Instructions for the task >>
For each line below that holds "icon", return the line as it stands.

Segment Open

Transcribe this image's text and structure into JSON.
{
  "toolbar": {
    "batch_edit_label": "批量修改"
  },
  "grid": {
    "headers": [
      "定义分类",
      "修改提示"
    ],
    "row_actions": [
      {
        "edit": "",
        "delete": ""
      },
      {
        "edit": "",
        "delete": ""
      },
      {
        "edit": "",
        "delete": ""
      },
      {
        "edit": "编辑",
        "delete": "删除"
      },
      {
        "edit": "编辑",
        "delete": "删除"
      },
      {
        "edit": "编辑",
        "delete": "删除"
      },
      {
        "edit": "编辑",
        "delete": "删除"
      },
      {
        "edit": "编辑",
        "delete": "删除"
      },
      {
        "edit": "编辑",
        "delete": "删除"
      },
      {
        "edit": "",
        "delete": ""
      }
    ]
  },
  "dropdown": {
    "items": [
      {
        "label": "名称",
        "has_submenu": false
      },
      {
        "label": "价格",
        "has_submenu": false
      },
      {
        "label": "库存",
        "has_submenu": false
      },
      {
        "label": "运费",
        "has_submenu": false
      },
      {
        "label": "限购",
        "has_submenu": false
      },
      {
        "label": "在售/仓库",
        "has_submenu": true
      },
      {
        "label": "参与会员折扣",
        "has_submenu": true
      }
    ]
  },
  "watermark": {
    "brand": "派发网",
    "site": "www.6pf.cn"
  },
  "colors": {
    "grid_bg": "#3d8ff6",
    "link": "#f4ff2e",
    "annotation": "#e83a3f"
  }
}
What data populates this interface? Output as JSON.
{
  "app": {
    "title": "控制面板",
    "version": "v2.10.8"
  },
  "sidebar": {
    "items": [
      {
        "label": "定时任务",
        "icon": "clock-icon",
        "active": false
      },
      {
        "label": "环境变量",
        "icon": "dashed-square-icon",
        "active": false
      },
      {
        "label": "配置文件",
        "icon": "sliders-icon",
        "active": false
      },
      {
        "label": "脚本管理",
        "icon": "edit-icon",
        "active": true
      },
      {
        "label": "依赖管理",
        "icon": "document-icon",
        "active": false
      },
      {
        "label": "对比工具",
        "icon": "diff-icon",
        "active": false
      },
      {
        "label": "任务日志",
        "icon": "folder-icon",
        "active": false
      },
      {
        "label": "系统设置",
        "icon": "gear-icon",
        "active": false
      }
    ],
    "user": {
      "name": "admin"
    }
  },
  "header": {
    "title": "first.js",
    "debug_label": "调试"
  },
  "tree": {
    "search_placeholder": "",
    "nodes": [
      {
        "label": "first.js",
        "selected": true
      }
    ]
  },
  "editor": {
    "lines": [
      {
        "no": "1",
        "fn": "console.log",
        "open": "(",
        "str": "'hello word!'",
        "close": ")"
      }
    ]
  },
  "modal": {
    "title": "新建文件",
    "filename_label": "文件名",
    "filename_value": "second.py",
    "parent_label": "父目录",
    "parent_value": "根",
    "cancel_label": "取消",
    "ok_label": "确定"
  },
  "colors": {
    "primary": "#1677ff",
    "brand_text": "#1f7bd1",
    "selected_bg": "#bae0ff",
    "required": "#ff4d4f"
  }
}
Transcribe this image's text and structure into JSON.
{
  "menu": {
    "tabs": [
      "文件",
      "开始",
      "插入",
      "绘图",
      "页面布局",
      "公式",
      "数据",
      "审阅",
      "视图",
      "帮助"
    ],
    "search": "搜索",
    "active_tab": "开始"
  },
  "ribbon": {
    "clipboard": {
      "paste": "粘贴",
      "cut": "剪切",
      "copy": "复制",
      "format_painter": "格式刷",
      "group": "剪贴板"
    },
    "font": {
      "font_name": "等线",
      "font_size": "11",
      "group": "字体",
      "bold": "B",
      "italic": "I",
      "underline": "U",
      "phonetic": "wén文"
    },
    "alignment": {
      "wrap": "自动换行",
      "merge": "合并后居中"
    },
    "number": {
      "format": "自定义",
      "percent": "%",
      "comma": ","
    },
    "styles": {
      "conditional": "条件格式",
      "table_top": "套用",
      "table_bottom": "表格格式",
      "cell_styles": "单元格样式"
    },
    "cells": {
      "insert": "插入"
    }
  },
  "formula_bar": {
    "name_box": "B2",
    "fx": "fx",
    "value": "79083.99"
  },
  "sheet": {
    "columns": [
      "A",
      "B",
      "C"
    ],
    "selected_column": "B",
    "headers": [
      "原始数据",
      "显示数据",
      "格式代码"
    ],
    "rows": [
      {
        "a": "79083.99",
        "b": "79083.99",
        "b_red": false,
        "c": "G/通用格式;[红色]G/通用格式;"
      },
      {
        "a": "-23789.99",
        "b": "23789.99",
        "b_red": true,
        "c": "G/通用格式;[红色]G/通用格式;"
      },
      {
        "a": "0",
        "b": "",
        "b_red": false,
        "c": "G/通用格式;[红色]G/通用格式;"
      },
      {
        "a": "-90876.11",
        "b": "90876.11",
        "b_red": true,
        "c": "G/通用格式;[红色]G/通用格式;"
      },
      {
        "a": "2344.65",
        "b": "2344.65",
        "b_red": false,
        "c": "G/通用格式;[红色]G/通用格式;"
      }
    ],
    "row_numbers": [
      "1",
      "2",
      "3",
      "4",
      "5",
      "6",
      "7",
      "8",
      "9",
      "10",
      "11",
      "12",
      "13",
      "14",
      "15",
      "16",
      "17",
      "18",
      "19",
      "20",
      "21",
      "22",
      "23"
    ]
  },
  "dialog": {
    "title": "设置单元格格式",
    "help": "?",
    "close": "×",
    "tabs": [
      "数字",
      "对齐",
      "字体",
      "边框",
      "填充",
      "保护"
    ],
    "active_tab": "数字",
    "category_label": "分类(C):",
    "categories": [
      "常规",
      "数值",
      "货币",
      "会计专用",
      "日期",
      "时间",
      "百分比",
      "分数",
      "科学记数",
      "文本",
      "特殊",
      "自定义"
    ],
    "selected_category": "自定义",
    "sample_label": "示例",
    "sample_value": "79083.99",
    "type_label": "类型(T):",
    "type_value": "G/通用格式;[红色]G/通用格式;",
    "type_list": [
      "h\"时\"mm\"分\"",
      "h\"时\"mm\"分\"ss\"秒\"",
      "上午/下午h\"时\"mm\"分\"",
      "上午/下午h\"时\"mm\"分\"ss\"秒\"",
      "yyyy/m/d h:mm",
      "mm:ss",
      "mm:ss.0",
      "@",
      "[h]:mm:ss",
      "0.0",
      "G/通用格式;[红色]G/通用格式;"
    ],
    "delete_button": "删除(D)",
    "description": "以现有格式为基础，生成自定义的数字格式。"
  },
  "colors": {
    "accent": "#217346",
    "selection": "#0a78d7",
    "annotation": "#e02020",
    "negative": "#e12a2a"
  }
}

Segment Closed

Task response >>
        "icon": "clock-icon",
        "icon": "dashed-square-icon",
        "icon": "sliders-icon",
        "icon": "edit-icon",
        "icon": "document-icon",
        "icon": "diff-icon",
        "icon": "folder-icon",
        "icon": "gear-icon",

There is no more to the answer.